Project Title: Ohio Hopewell: Prehistoric Crossroads of the American Midwest

Project Description:

Elaborate and large-scale ritual events among the Ohio Hopewell integrated many native societies in the midwest during the first five centuries of the Common Era. These practices included monumental earthwork construction and complex mortuary rituals at sites across the Ohio River Valley. More than two hundred years of speculation and research have generated dozens of hypotheses and models about how the Hopewell interaction sphere was created and how these ritual events shaped ceremonial connections in the region. In spite of centuries of research, extensive unpublished information exists in various repository institutions, including data from sites that have subsequently been destroyed.

Due to the long and complex excavation history of many Hopewell mounds, legacy data are housed in repositories scattered across the US and abroad (The Cleveland Museum of Natural History, the Ohio Historical Society, the Hopewell Culture National Historical Park, the Field Museum, the National Museum of Natural History, the Peabody Museum of Archaeology and Ethnology, and the British Museum). Hence, the information used to build interpretations of Hopewell culture have limited availability because of access restrictions and the burden of research travel. The primary goal of this collaborative project is to advance research by aggregating these data and providing open access to legacy and contemporary archaeological information on the ceremonial activities of the Ohio Hopewell, specifically the creation of mound complexes (e.g., Mound City, Hopewell, Seip, Hopeton, Fort Ancient, and Newark). This work will facilitate international collaborations, use web-accessible technologies to disseminate scholarly research to new audiences, and advance the preservation of and increased access to the cultural patrimony of the American people.

The University of Nebraska-Lincoln, The University of Illinois at Chicago, and the Field Museum are partners in this effort.

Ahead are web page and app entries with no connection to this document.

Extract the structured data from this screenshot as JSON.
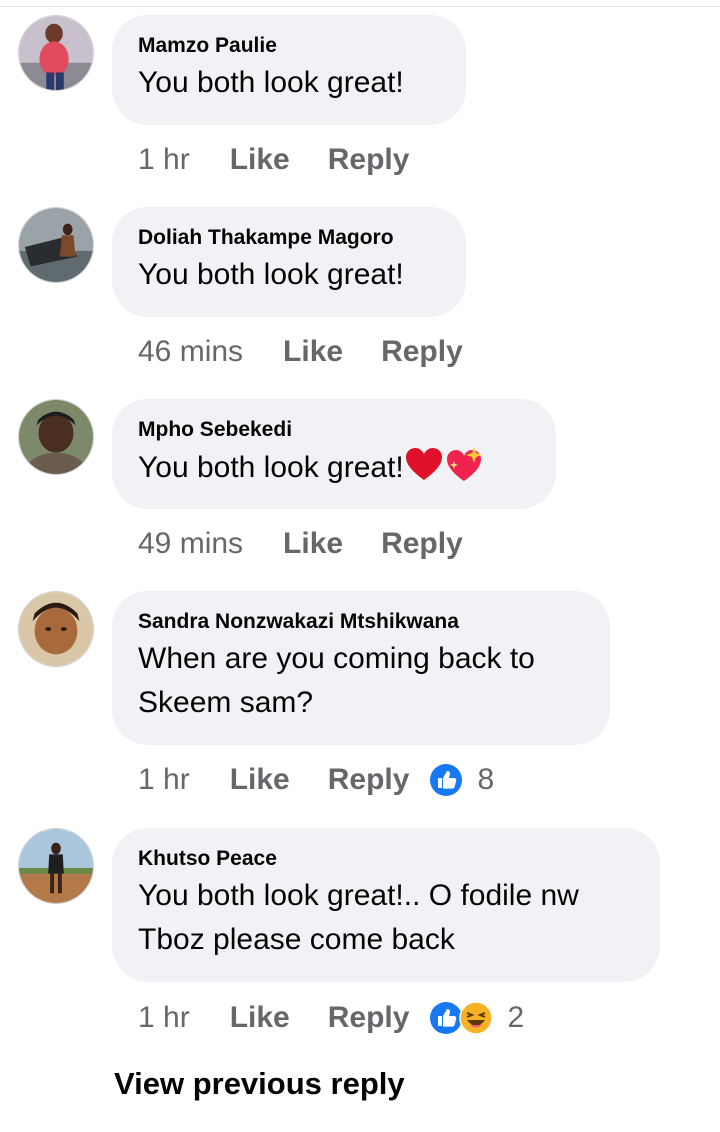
{
  "comments": [
    {
      "author": "Mamzo Paulie",
      "text": "You both look great!",
      "time": "1 hr",
      "like_label": "Like",
      "reply_label": "Reply"
    },
    {
      "author": "Doliah Thakampe Magoro",
      "text": "You both look great!",
      "time": "46 mins",
      "like_label": "Like",
      "reply_label": "Reply"
    },
    {
      "author": "Mpho Sebekedi",
      "text": "You both look great!",
      "text_emojis": [
        "red-heart",
        "sparkling-heart"
      ],
      "time": "49 mins",
      "like_label": "Like",
      "reply_label": "Reply"
    },
    {
      "author": "Sandra Nonzwakazi Mtshikwana",
      "text_line1": "When are you coming back to",
      "text_line2": "Skeem sam?",
      "time": "1 hr",
      "like_label": "Like",
      "reply_label": "Reply",
      "reactions": [
        "like-reaction"
      ],
      "reaction_count": "8"
    },
    {
      "author": "Khutso Peace",
      "text_line1": "You both look great!.. O fodile nw",
      "text_line2": "Tboz please come back",
      "time": "1 hr",
      "like_label": "Like",
      "reply_label": "Reply",
      "reactions": [
        "like-reaction",
        "haha-reaction"
      ],
      "reaction_count": "2"
    }
  ],
  "view_previous_label": "View previous reply",
  "colors": {
    "bubble": "#f0f2f5",
    "meta_text": "#65676b",
    "like_blue": "#1877f2",
    "haha_yellow": "#f7b125",
    "heart_red": "#e0112b"
  }
}
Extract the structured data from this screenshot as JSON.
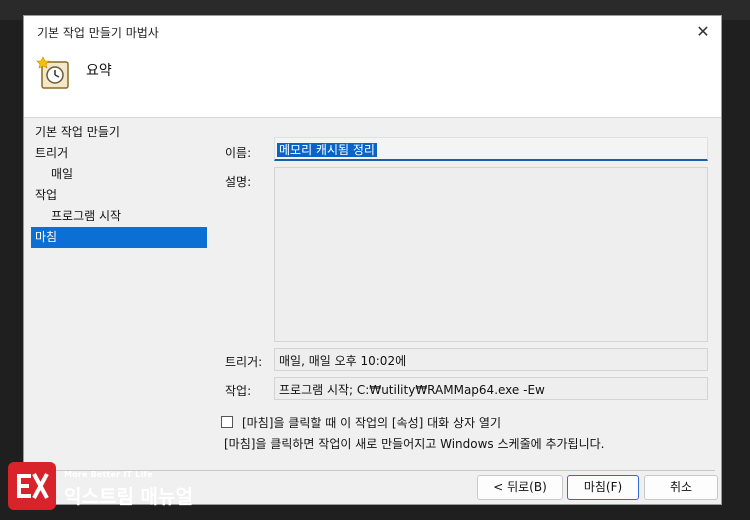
{
  "window": {
    "title": "기본 작업 만들기 마법사",
    "close_glyph": "✕"
  },
  "header": {
    "title": "요약",
    "icon": "clock-task-icon"
  },
  "nav": {
    "items": [
      {
        "label": "기본 작업 만들기"
      },
      {
        "label": "트리거"
      },
      {
        "label": "매일"
      },
      {
        "label": "작업"
      },
      {
        "label": "프로그램 시작"
      },
      {
        "label": "마침"
      }
    ]
  },
  "form": {
    "name_label": "이름:",
    "name_value": "메모리 캐시됨 정리",
    "desc_label": "설명:",
    "desc_value": "",
    "trigger_label": "트리거:",
    "trigger_value": "매일, 매일 오후 10:02에",
    "action_label": "작업:",
    "action_value": "프로그램 시작; C:₩utility₩RAMMap64.exe -Ew"
  },
  "options": {
    "open_properties_label": "[마침]을 클릭할 때 이 작업의 [속성] 대화 상자 열기",
    "open_properties_checked": false,
    "hint": "[마침]을 클릭하면 작업이 새로 만들어지고 Windows 스케줄에 추가됩니다."
  },
  "buttons": {
    "back": "< 뒤로(B)",
    "finish": "마침(F)",
    "cancel": "취소"
  },
  "watermark": {
    "tagline": "More Better IT Life",
    "name": "익스트림 매뉴얼"
  },
  "colors": {
    "accent": "#0b6fd3",
    "brand_red": "#d8232a"
  }
}
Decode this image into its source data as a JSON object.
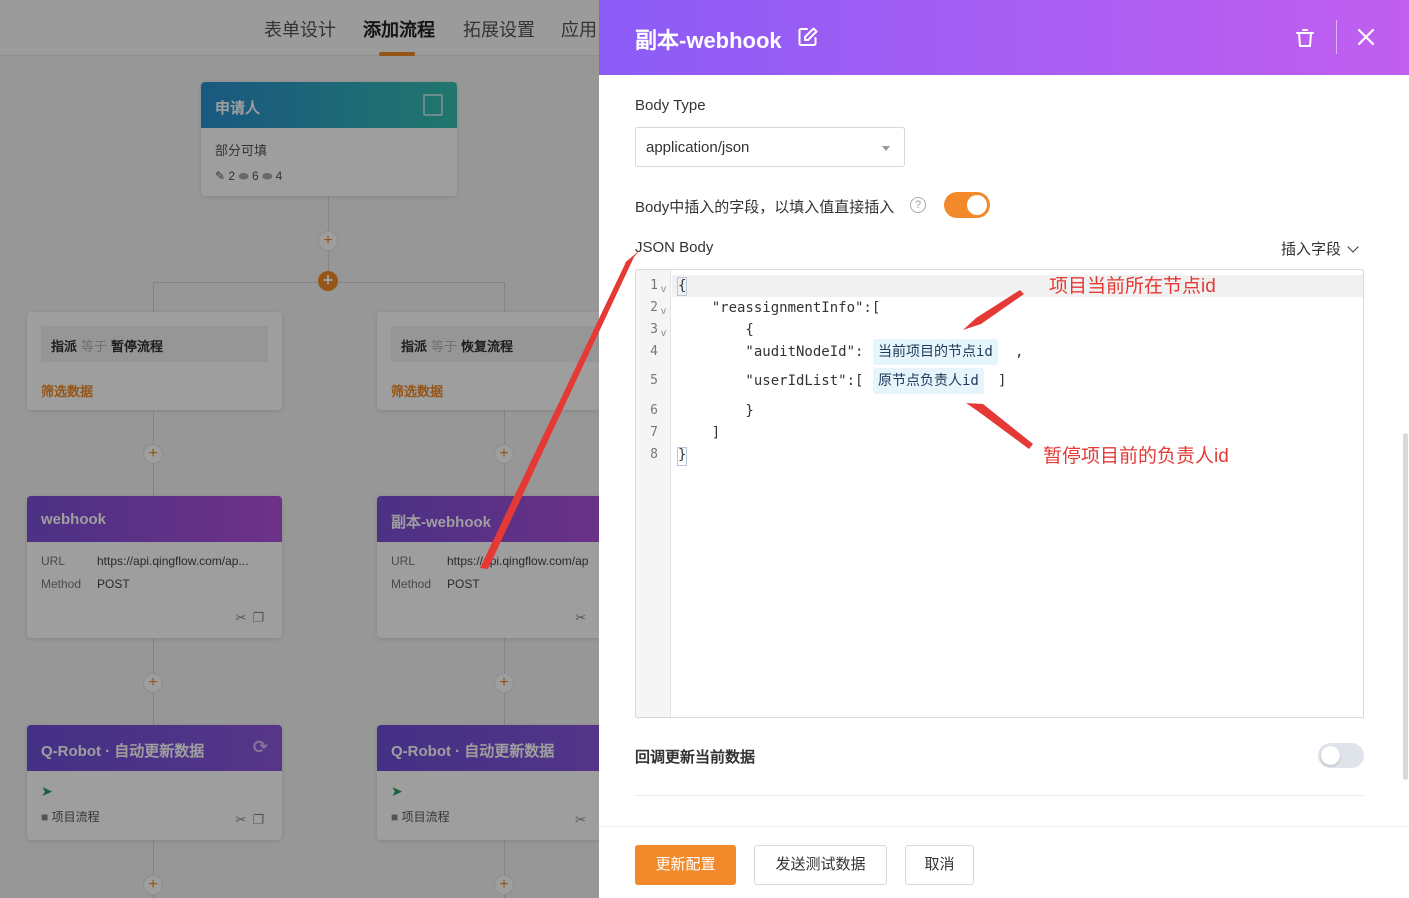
{
  "background": {
    "nav_tabs": [
      "表单设计",
      "添加流程",
      "拓展设置",
      "应用"
    ],
    "applicant_node": {
      "title": "申请人",
      "subtitle": "部分可填",
      "counts": [
        "2",
        "6",
        "4"
      ]
    },
    "filter_nodes": [
      {
        "field": "指派",
        "op": "等于",
        "value": "暂停流程",
        "label": "筛选数据"
      },
      {
        "field": "指派",
        "op": "等于",
        "value": "恢复流程",
        "label": "筛选数据"
      }
    ],
    "webhook_nodes": [
      {
        "title": "webhook",
        "url_key": "URL",
        "url": "https://api.qingflow.com/ap...",
        "method_key": "Method",
        "method": "POST"
      },
      {
        "title": "副本-webhook",
        "url_key": "URL",
        "url": "https://api.qingflow.com/ap",
        "method_key": "Method",
        "method": "POST"
      }
    ],
    "qrobot_nodes": [
      {
        "title": "Q-Robot · 自动更新数据",
        "item": "项目流程"
      },
      {
        "title": "Q-Robot · 自动更新数据",
        "item": "项目流程"
      }
    ]
  },
  "drawer": {
    "title": "副本-webhook",
    "body_type_label": "Body Type",
    "body_type_value": "application/json",
    "insert_direct_label": "Body中插入的字段，以填入值直接插入",
    "insert_direct_enabled": true,
    "json_body_label": "JSON Body",
    "insert_field_label": "插入字段",
    "editor": {
      "line_numbers": [
        "1",
        "2",
        "3",
        "4",
        "5",
        "6",
        "7",
        "8"
      ],
      "lines": [
        "{",
        "    \"reassignmentInfo\":[",
        "        {",
        "        \"auditNodeId\":",
        "        \"userIdList\":[",
        "        }",
        "    ]",
        "}"
      ],
      "tag_audit_node": "当前项目的节点id",
      "tag_user_list": "原节点负责人id",
      "comma": ",",
      "close_bracket": "]"
    },
    "callback_label": "回调更新当前数据",
    "callback_enabled": false,
    "buttons": {
      "update": "更新配置",
      "send_test": "发送测试数据",
      "cancel": "取消"
    }
  },
  "annotations": {
    "node_id": "项目当前所在节点id",
    "owner_id": "暂停项目前的负责人id"
  },
  "colors": {
    "accent": "#f28a2c",
    "header_start": "#8b5cf6",
    "header_end": "#c15fef",
    "annotation": "#e53935"
  }
}
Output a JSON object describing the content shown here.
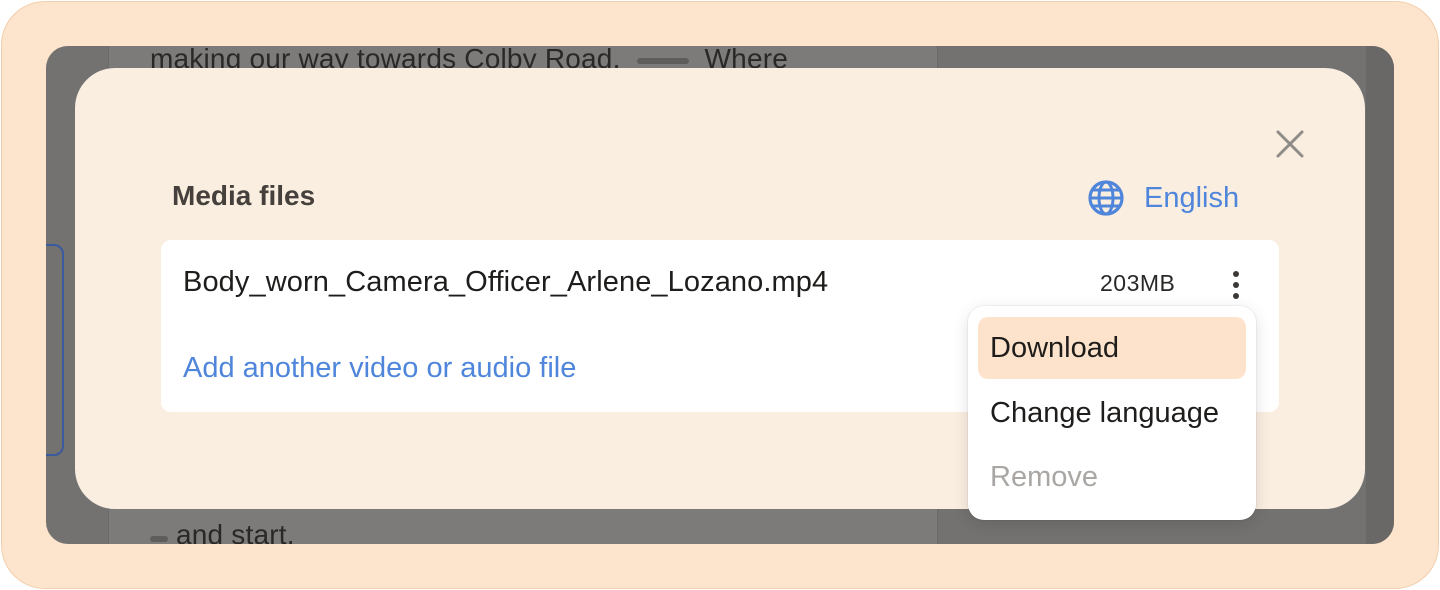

Organizers Names: Carrie Heitman
Collaborator(s): William Parkinson, University of Illinois at Chicago
Organizer's Contact Information: cheitman2@unl.edu, office: 402-472-7957
Organizer's Departmental and University Affiliation: University of Nebraska-Lincoln